The road to education

The writer is a Howard Hughes Medical Institute professor of Biomedical Engineering, International Health and Medicine at Boston University. He tweets @mhzaman

The writer is a Howard Hughes Medical Institute professor of Biomedical Engineering, International Health and Medicine at Boston University. He tweets @mhzaman

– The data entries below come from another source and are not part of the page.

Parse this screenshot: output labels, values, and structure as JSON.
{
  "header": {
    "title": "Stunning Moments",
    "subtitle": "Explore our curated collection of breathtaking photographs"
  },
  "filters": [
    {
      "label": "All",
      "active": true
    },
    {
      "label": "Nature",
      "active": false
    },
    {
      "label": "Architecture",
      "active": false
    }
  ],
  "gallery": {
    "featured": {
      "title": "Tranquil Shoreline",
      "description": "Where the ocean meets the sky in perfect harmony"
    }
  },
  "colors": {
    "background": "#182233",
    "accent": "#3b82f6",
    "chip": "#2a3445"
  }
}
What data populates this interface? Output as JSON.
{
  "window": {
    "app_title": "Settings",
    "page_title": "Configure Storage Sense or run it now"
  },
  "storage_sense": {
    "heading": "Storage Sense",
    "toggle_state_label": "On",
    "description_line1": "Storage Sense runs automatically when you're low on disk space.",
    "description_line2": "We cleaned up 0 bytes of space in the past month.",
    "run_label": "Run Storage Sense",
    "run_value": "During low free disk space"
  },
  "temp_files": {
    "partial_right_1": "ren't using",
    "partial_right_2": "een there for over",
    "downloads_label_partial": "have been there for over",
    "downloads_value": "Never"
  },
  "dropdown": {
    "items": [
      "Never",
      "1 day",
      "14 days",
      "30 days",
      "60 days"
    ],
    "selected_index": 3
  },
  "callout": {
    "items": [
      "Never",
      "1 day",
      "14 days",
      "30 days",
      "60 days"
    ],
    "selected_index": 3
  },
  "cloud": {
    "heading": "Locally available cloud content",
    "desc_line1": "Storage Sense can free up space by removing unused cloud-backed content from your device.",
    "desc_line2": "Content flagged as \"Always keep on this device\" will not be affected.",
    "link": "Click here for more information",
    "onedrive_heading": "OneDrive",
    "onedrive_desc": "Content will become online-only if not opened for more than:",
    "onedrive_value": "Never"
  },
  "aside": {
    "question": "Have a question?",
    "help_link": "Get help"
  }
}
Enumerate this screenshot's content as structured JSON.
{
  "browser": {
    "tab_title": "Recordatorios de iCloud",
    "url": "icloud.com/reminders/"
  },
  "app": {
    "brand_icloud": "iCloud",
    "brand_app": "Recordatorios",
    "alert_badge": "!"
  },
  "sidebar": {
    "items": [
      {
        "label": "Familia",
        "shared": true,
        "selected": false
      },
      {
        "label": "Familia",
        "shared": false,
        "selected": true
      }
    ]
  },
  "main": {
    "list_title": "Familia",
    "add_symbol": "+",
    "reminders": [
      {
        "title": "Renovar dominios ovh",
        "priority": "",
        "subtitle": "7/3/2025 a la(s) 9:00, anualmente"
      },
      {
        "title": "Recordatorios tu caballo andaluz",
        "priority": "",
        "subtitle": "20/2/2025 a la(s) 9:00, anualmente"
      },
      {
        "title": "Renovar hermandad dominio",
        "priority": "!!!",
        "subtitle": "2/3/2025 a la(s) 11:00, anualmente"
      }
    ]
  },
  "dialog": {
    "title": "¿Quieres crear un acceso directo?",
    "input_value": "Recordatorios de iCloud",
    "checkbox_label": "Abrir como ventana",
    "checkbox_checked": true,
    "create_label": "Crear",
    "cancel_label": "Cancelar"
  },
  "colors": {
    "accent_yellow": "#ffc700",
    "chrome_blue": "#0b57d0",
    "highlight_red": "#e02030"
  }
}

The road to education, both literally and figuratively, is dilapidated. Last week, I spent my days at a summer college that dates back to the days of Dr Abdus Salam. This prestigious summer school that used to be in the picturesque resort of Nathiagali is now conducted at the National Centre for Physics (NCP) in Islamabad due to security concerns. While the scenery around the NCP is majestic and the greenery of the mountains surrounding Islamabad is breathtaking, the road leading to this major centre for research is an absolute disaster. In my travels around the world, in Africa, Asia and Latin America, and even in countries that are far below Pakistan in their economic status and outlook, I have never seen or experienced any road with a similar state of disrepair and neglect, let alone in the capital city. The condition of the road is unimaginably horrendous. Driving on it was a challenge for any driver, who had to not only manoeuvre the vehicle to avoid permanent damage to the tyres, but also save the car from wandering animals, both domesticated and wild, roaming with complete freedom and adding to the woes of the road.

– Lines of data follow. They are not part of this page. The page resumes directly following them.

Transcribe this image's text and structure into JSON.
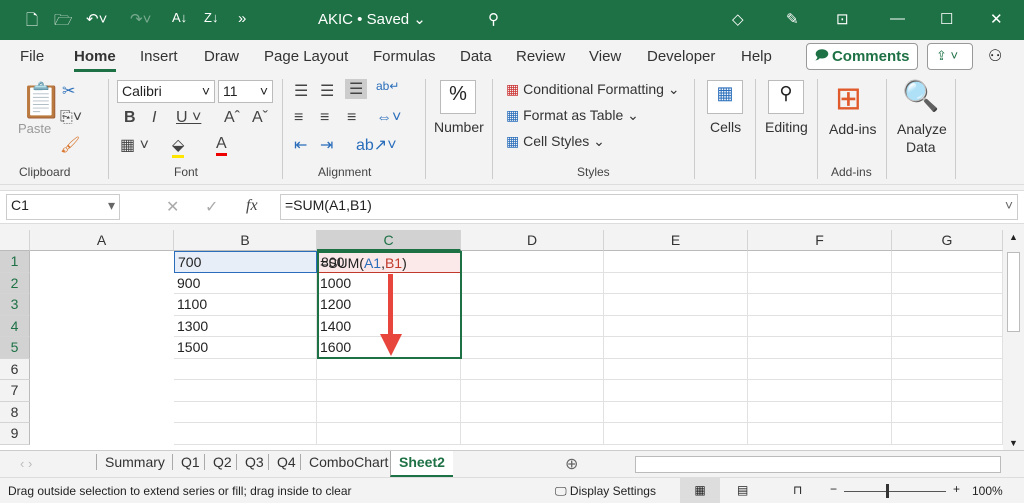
{
  "title": {
    "doc": "AKIC • Saved ⌄",
    "overflow": "»"
  },
  "menu": [
    "File",
    "Home",
    "Insert",
    "Draw",
    "Page Layout",
    "Formulas",
    "Data",
    "Review",
    "View",
    "Developer",
    "Help"
  ],
  "comments_label": "Comments",
  "ribbon": {
    "paste": "Paste",
    "font_name": "Calibri",
    "font_size": "11",
    "groups": {
      "clipboard": "Clipboard",
      "font": "Font",
      "alignment": "Alignment",
      "styles": "Styles",
      "addins": "Add-ins"
    },
    "number": "Number",
    "cond_format": "Conditional Formatting ⌄",
    "format_table": "Format as Table ⌄",
    "cell_styles": "Cell Styles ⌄",
    "cells": "Cells",
    "editing": "Editing",
    "addins_btn": "Add-ins",
    "analyze1": "Analyze",
    "analyze2": "Data"
  },
  "namebox": "C1",
  "formula": "=SUM(A1,B1)",
  "columns": [
    "A",
    "B",
    "C",
    "D",
    "E",
    "F",
    "G"
  ],
  "rows": [
    "1",
    "2",
    "3",
    "4",
    "5",
    "6",
    "7",
    "8",
    "9"
  ],
  "cells": {
    "A": [
      "700",
      "900",
      "1100",
      "1300",
      "1500"
    ],
    "B": [
      "800",
      "1000",
      "1200",
      "1400",
      "1600"
    ]
  },
  "c1": {
    "pre": "=SUM(",
    "a": "A1",
    ",": ",",
    "b": "B1",
    "post": ")"
  },
  "sheets": [
    "Summary",
    "Q1",
    "Q2",
    "Q3",
    "Q4",
    "ComboChart",
    "Sheet2"
  ],
  "status": {
    "message": "Drag outside selection to extend series or fill; drag inside to clear",
    "display": "Display Settings",
    "zoom": "100%"
  },
  "colors": {
    "green": "#1e7145",
    "arrow": "#e8453c"
  }
}
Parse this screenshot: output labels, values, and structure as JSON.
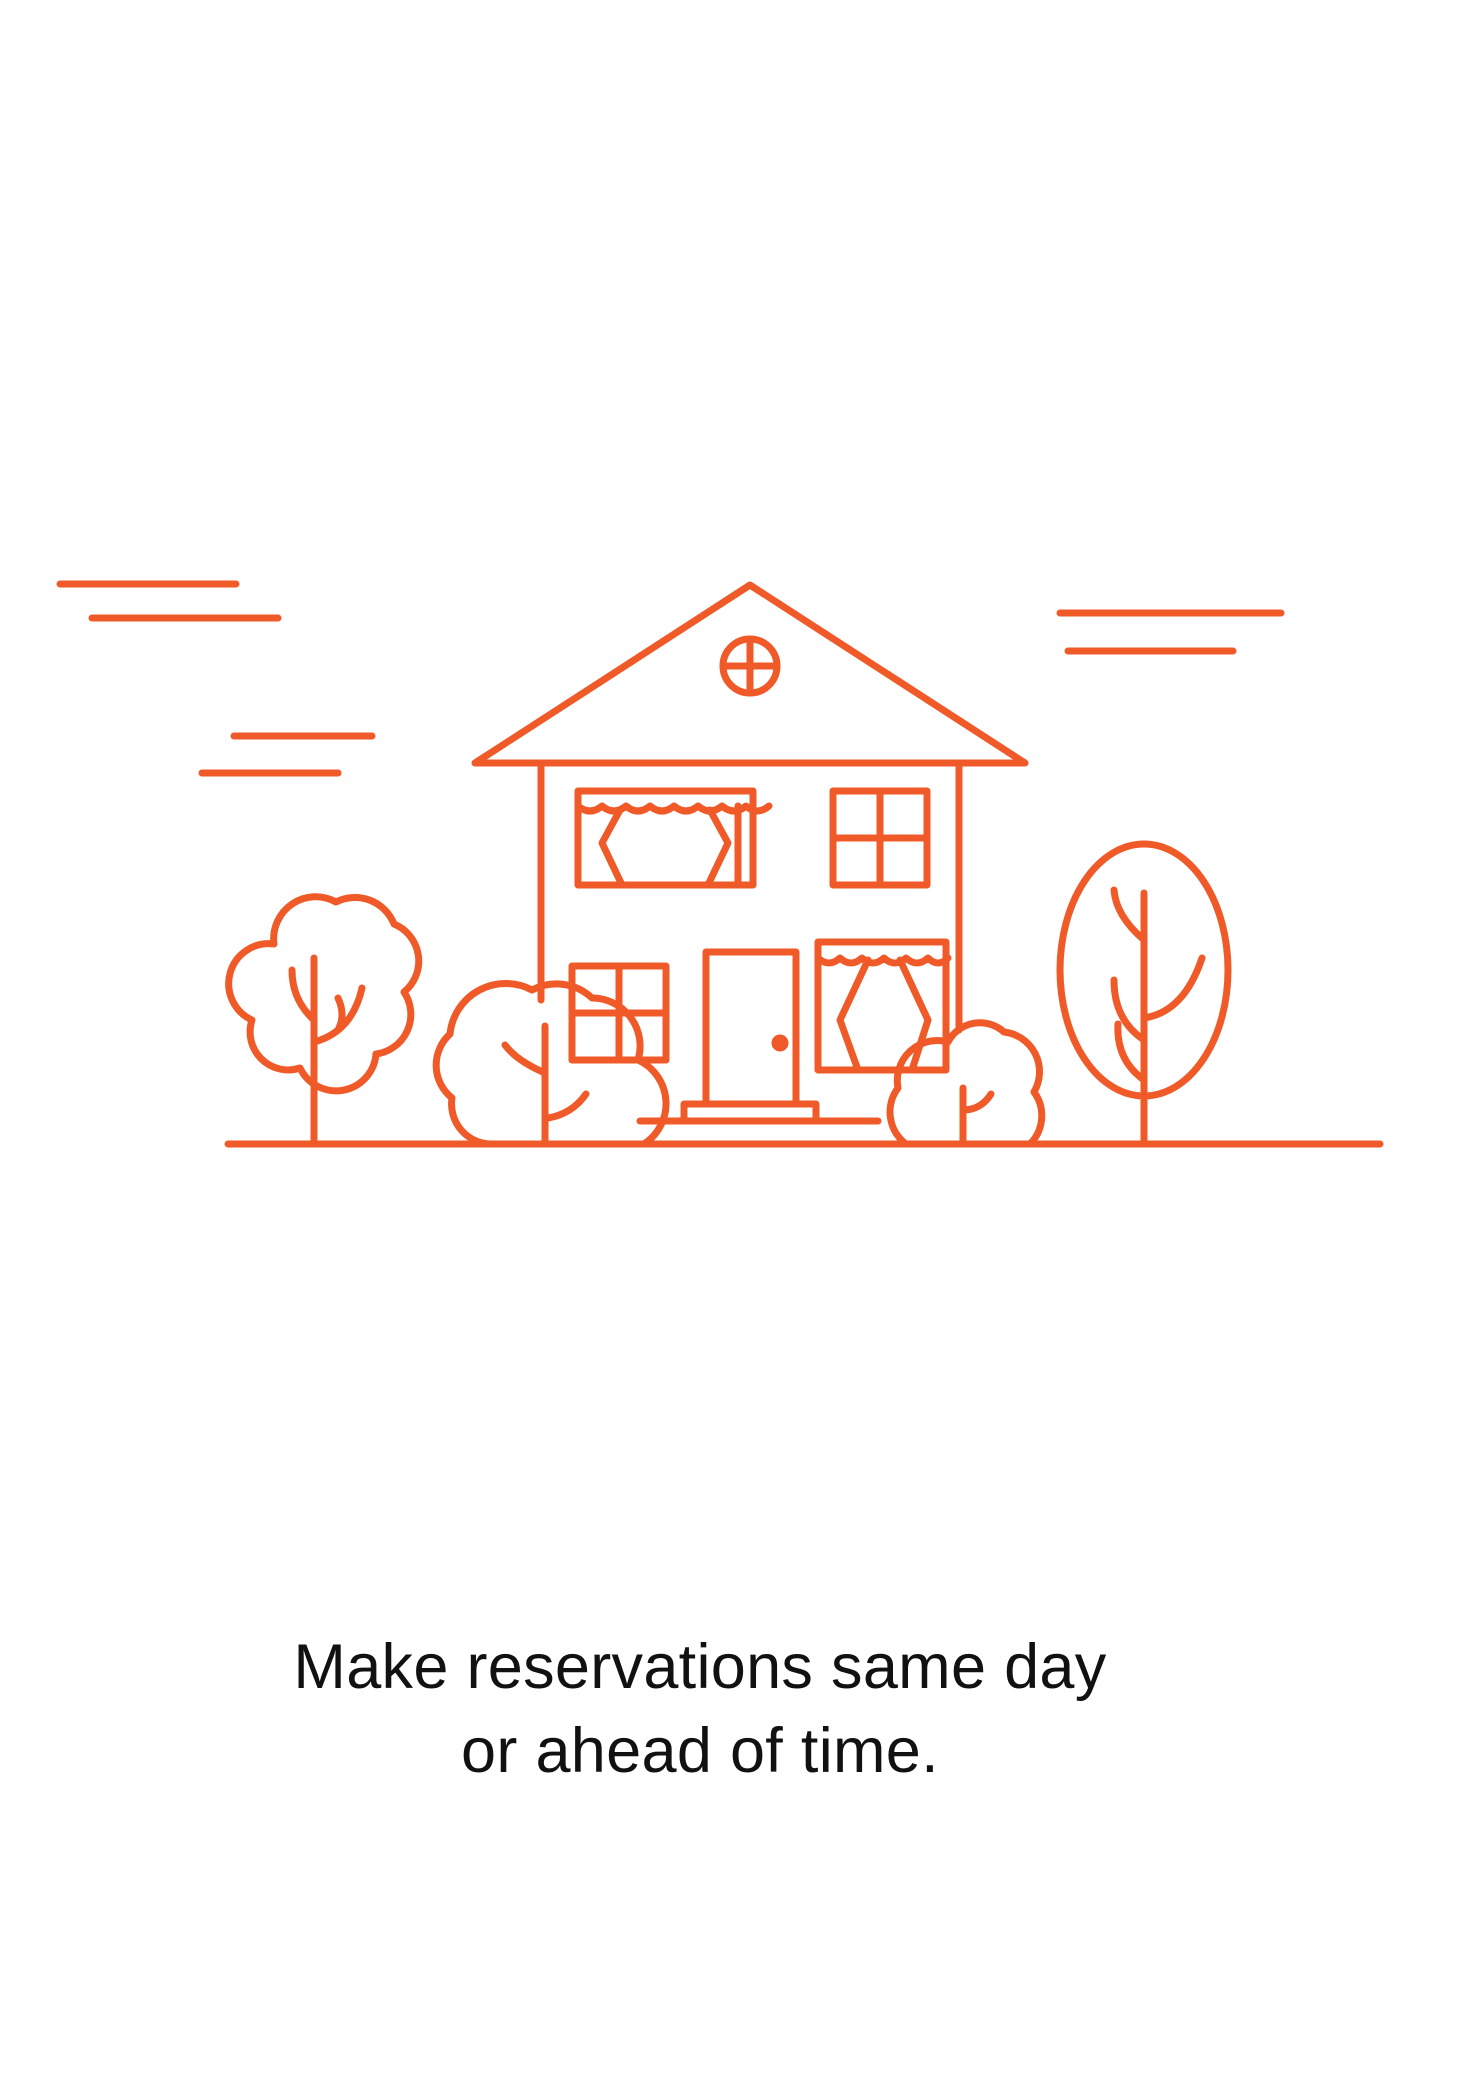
{
  "onboarding": {
    "caption_line_1": "Make reservations same day",
    "caption_line_2": "or ahead of time."
  },
  "theme": {
    "accent": "#F05A28",
    "text": "#111111",
    "background": "#FFFFFF"
  },
  "illustration": {
    "icon": "house-with-trees-icon"
  }
}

This is the only road going to this premier national institute that houses nearly two dozen international conferences and scholarly events every year and attracts hundreds of students and scholars, both from within Pakistan and abroad. The summer college that I was lecturing at was inaugurated by the president of the country, but he chose to fly on a helicopter from his residence less than five miles away instead of taking the road taken by the students, staff and faculty every day. I wish that he had chosen to take the road instead of flying in.

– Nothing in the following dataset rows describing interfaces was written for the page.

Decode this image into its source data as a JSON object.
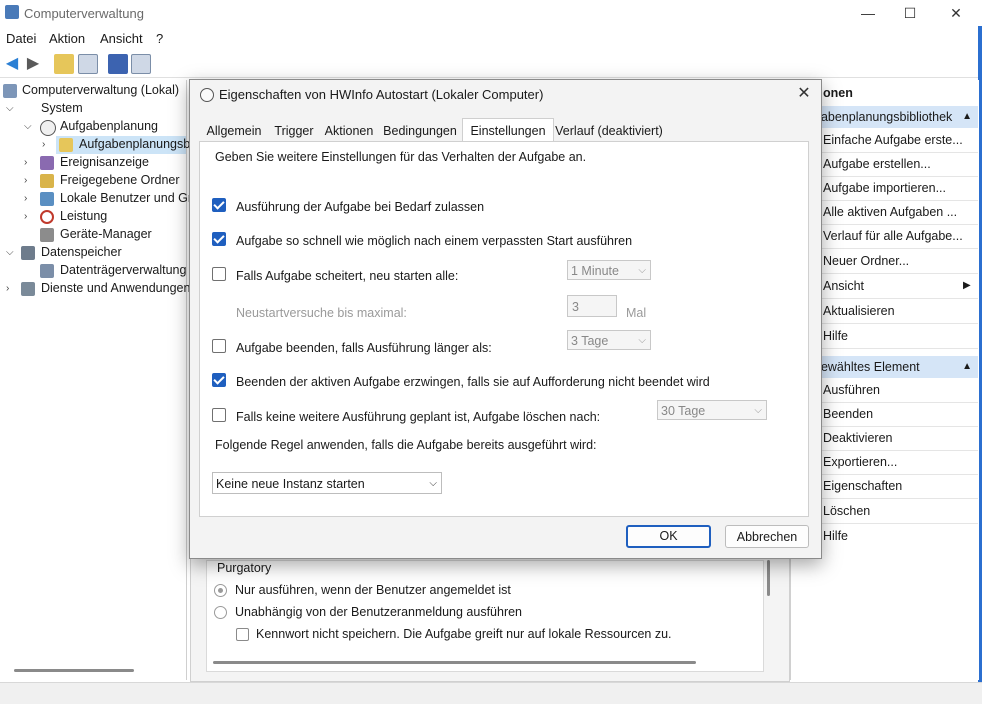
{
  "app": {
    "title": "Computerverwaltung",
    "controls": {
      "minimize": "—",
      "maximize": "☐",
      "close": "✕"
    }
  },
  "menu": [
    "Datei",
    "Aktion",
    "Ansicht",
    "?"
  ],
  "tree": {
    "root": "Computerverwaltung (Lokal)",
    "system": "System",
    "aufgabenplanung": "Aufgabenplanung",
    "aufgabenbibliothek": "Aufgabenplanungsb",
    "ereignisanzeige": "Ereignisanzeige",
    "ordner": "Freigegebene Ordner",
    "benutzer": "Lokale Benutzer und Gr",
    "leistung": "Leistung",
    "geraete": "Geräte-Manager",
    "datenspeicher": "Datenspeicher",
    "datentraeger": "Datenträgerverwaltung",
    "dienste": "Dienste und Anwendungen"
  },
  "actions": {
    "top_header": "onen",
    "section1": "gabenplanungsbibliothek",
    "items1": [
      "Einfache Aufgabe erste...",
      "Aufgabe erstellen...",
      "Aufgabe importieren...",
      "Alle aktiven Aufgaben ...",
      "Verlauf für alle Aufgabe...",
      "Neuer Ordner...",
      "Ansicht",
      "Aktualisieren",
      "Hilfe"
    ],
    "section2": "gewähltes Element",
    "items2": [
      "Ausführen",
      "Beenden",
      "Deaktivieren",
      "Exportieren...",
      "Eigenschaften",
      "Löschen",
      "Hilfe"
    ]
  },
  "background_pane": {
    "user": "Purgatory",
    "radio1": "Nur ausführen, wenn der Benutzer angemeldet ist",
    "radio2": "Unabhängig von der Benutzeranmeldung ausführen",
    "check": "Kennwort nicht speichern. Die Aufgabe greift nur auf lokale Ressourcen zu."
  },
  "dialog": {
    "title": "Eigenschaften von HWInfo Autostart (Lokaler Computer)",
    "close": "✕",
    "tabs": [
      "Allgemein",
      "Trigger",
      "Aktionen",
      "Bedingungen",
      "Einstellungen",
      "Verlauf (deaktiviert)"
    ],
    "active_tab": "Einstellungen",
    "intro": "Geben Sie weitere Einstellungen für das Verhalten der Aufgabe an.",
    "opt1": "Ausführung der Aufgabe bei Bedarf zulassen",
    "opt2": "Aufgabe so schnell wie möglich nach einem verpassten Start ausführen",
    "opt3": "Falls Aufgabe scheitert, neu starten alle:",
    "opt3_value": "1 Minute",
    "retry_label": "Neustartversuche bis maximal:",
    "retry_value": "3",
    "retry_unit": "Mal",
    "opt4": "Aufgabe beenden, falls Ausführung länger als:",
    "opt4_value": "3 Tage",
    "opt5": "Beenden der aktiven Aufgabe erzwingen, falls sie auf Aufforderung nicht beendet wird",
    "opt6": "Falls keine weitere Ausführung geplant ist, Aufgabe löschen nach:",
    "opt6_value": "30 Tage",
    "rule_label": "Folgende Regel anwenden, falls die Aufgabe bereits ausgeführt wird:",
    "rule_value": "Keine neue Instanz starten",
    "ok": "OK",
    "cancel": "Abbrechen"
  }
}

But it should not take the president coming by road to improve the state of that road leading to the institution (something that did not happen anyway). The state of many public campuses in terms of infrastructure is not all that dissimilar. My students at this summer institute were outstanding. They were curious, eager and enthusiastic about learning. Yet, they were also bothered by a deep sense of neglect in the infrastructure around the institution. When I tried to ask, the officials concerned deferred it to the institution. It is unreasonable to expect institutions to foot the bill to create decent roads. The roads leading to educational institutions are neither the responsibility, nor the property, of the institutions, but they do affect student enthusiasm, moods and energy. Research shows that the environment of the institution, both physical and social, makes a direct impact on the ability to learn, engage and interact. The psychological impact of the physical environment is real, substantial and long-term. Environments that lack cleanliness, structural integrity and a level of peace not only hinder student learning, but also negatively affect student outcomes. Research shows that students in such environments are less likely to engage in rich debate, eager to learn or be tolerant of other views and opinions.

On the other hand, places that are open, welcoming and allow for freedom of movement and ideas, create opportunities for learning, inquiry and ultimately, long-term impact. The security situation has already converted our campuses to mini-fortresses, with further neglect we will take our institutions further away from their ability to reach their full potential. With limited opportunities for quality education in the public sector, and fewer new opportunities being created, the last thing we need is to lose what we already have, as a result of neglect and indifference.

Original news :